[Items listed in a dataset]
..............................

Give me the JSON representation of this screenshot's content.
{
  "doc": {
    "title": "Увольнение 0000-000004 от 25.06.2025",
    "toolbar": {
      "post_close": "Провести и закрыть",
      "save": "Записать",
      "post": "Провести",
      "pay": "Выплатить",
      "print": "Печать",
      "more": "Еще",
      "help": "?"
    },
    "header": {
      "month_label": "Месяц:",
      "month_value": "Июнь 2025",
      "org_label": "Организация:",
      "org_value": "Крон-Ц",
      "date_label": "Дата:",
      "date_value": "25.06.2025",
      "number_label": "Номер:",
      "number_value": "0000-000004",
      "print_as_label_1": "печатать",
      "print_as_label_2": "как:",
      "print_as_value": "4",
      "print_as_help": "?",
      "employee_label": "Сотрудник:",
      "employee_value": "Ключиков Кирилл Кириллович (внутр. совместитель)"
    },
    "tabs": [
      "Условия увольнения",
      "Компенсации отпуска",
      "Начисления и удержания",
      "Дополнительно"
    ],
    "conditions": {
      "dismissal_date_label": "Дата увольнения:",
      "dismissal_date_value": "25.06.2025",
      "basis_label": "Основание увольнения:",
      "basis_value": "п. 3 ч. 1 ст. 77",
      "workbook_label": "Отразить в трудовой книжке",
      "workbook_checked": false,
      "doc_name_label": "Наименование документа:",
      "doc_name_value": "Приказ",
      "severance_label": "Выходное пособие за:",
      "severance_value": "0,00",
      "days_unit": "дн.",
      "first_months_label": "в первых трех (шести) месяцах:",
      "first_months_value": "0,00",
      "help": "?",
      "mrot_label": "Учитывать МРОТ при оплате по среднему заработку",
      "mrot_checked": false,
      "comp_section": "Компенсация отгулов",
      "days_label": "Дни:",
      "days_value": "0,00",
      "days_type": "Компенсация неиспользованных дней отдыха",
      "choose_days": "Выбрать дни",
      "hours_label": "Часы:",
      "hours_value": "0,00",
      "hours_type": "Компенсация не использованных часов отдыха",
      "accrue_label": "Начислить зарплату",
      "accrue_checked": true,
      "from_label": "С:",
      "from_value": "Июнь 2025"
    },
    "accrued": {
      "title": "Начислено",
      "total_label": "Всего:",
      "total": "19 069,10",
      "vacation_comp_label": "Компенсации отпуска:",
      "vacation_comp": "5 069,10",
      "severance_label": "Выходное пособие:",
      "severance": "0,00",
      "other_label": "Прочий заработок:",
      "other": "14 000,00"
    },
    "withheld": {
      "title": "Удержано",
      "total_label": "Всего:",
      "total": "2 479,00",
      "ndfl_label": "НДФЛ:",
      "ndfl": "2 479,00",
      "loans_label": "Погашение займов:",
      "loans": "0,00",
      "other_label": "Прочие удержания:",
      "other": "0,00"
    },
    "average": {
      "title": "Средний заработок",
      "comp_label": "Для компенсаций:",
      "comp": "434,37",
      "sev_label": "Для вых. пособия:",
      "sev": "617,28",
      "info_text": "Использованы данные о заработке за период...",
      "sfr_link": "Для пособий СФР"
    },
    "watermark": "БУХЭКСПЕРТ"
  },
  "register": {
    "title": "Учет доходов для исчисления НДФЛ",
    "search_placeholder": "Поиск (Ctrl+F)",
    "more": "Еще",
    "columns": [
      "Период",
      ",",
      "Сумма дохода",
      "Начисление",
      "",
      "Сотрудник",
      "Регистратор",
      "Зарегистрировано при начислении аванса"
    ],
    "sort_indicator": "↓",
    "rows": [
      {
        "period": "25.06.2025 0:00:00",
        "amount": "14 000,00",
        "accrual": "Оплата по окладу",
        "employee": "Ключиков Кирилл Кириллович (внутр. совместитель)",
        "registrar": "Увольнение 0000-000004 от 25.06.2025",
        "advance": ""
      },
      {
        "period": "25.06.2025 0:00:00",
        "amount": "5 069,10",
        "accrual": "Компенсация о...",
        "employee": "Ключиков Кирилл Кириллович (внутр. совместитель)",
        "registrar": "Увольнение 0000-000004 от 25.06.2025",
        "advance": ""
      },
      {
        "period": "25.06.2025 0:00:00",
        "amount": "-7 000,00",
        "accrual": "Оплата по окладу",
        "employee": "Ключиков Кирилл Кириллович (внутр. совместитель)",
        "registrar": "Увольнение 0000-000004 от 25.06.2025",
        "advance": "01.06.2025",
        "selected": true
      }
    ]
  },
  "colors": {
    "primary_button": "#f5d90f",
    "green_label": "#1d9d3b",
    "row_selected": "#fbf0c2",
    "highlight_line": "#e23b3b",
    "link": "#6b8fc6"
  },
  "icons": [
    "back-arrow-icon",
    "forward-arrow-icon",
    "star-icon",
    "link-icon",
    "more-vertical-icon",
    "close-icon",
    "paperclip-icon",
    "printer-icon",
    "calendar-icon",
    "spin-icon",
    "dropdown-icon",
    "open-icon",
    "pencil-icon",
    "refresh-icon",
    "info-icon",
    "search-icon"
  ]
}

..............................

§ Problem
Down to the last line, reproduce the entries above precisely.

§ Solution to this task
Give me the JSON representation of this screenshot's content.
{
  "doc": {
    "title": "Увольнение 0000-000004 от 25.06.2025",
    "toolbar": {
      "post_close": "Провести и закрыть",
      "save": "Записать",
      "post": "Провести",
      "pay": "Выплатить",
      "print": "Печать",
      "more": "Еще",
      "help": "?"
    },
    "header": {
      "month_label": "Месяц:",
      "month_value": "Июнь 2025",
      "org_label": "Организация:",
      "org_value": "Крон-Ц",
      "date_label": "Дата:",
      "date_value": "25.06.2025",
      "number_label": "Номер:",
      "number_value": "0000-000004",
      "print_as_label_1": "печатать",
      "print_as_label_2": "как:",
      "print_as_value": "4",
      "print_as_help": "?",
      "employee_label": "Сотрудник:",
      "employee_value": "Ключиков Кирилл Кириллович (внутр. совместитель)"
    },
    "tabs": [
      "Условия увольнения",
      "Компенсации отпуска",
      "Начисления и удержания",
      "Дополнительно"
    ],
    "conditions": {
      "dismissal_date_label": "Дата увольнения:",
      "dismissal_date_value": "25.06.2025",
      "basis_label": "Основание увольнения:",
      "basis_value": "п. 3 ч. 1 ст. 77",
      "workbook_label": "Отразить в трудовой книжке",
      "workbook_checked": false,
      "doc_name_label": "Наименование документа:",
      "doc_name_value": "Приказ",
      "severance_label": "Выходное пособие за:",
      "severance_value": "0,00",
      "days_unit": "дн.",
      "first_months_label": "в первых трех (шести) месяцах:",
      "first_months_value": "0,00",
      "help": "?",
      "mrot_label": "Учитывать МРОТ при оплате по среднему заработку",
      "mrot_checked": false,
      "comp_section": "Компенсация отгулов",
      "days_label": "Дни:",
      "days_value": "0,00",
      "days_type": "Компенсация неиспользованных дней отдыха",
      "choose_days": "Выбрать дни",
      "hours_label": "Часы:",
      "hours_value": "0,00",
      "hours_type": "Компенсация не использованных часов отдыха",
      "accrue_label": "Начислить зарплату",
      "accrue_checked": true,
      "from_label": "С:",
      "from_value": "Июнь 2025"
    },
    "accrued": {
      "title": "Начислено",
      "total_label": "Всего:",
      "total": "19 069,10",
      "vacation_comp_label": "Компенсации отпуска:",
      "vacation_comp": "5 069,10",
      "severance_label": "Выходное пособие:",
      "severance": "0,00",
      "other_label": "Прочий заработок:",
      "other": "14 000,00"
    },
    "withheld": {
      "title": "Удержано",
      "total_label": "Всего:",
      "total": "2 479,00",
      "ndfl_label": "НДФЛ:",
      "ndfl": "2 479,00",
      "loans_label": "Погашение займов:",
      "loans": "0,00",
      "other_label": "Прочие удержания:",
      "other": "0,00"
    },
    "average": {
      "title": "Средний заработок",
      "comp_label": "Для компенсаций:",
      "comp": "434,37",
      "sev_label": "Для вых. пособия:",
      "sev": "617,28",
      "info_text": "Использованы данные о заработке за период...",
      "sfr_link": "Для пособий СФР"
    },
    "watermark": "БУХЭКСПЕРТ"
  },
  "register": {
    "title": "Учет доходов для исчисления НДФЛ",
    "search_placeholder": "Поиск (Ctrl+F)",
    "more": "Еще",
    "columns": [
      "Период",
      ",",
      "Сумма дохода",
      "Начисление",
      "",
      "Сотрудник",
      "Регистратор",
      "Зарегистрировано при начислении аванса"
    ],
    "sort_indicator": "↓",
    "rows": [
      {
        "period": "25.06.2025 0:00:00",
        "amount": "14 000,00",
        "accrual": "Оплата по окладу",
        "employee": "Ключиков Кирилл Кириллович (внутр. совместитель)",
        "registrar": "Увольнение 0000-000004 от 25.06.2025",
        "advance": ""
      },
      {
        "period": "25.06.2025 0:00:00",
        "amount": "5 069,10",
        "accrual": "Компенсация о...",
        "employee": "Ключиков Кирилл Кириллович (внутр. совместитель)",
        "registrar": "Увольнение 0000-000004 от 25.06.2025",
        "advance": ""
      },
      {
        "period": "25.06.2025 0:00:00",
        "amount": "-7 000,00",
        "accrual": "Оплата по окладу",
        "employee": "Ключиков Кирилл Кириллович (внутр. совместитель)",
        "registrar": "Увольнение 0000-000004 от 25.06.2025",
        "advance": "01.06.2025",
        "selected": true
      }
    ]
  },
  "colors": {
    "primary_button": "#f5d90f",
    "green_label": "#1d9d3b",
    "row_selected": "#fbf0c2",
    "highlight_line": "#e23b3b",
    "link": "#6b8fc6"
  },
  "icons": [
    "back-arrow-icon",
    "forward-arrow-icon",
    "star-icon",
    "link-icon",
    "more-vertical-icon",
    "close-icon",
    "paperclip-icon",
    "printer-icon",
    "calendar-icon",
    "spin-icon",
    "dropdown-icon",
    "open-icon",
    "pencil-icon",
    "refresh-icon",
    "info-icon",
    "search-icon"
  ]
}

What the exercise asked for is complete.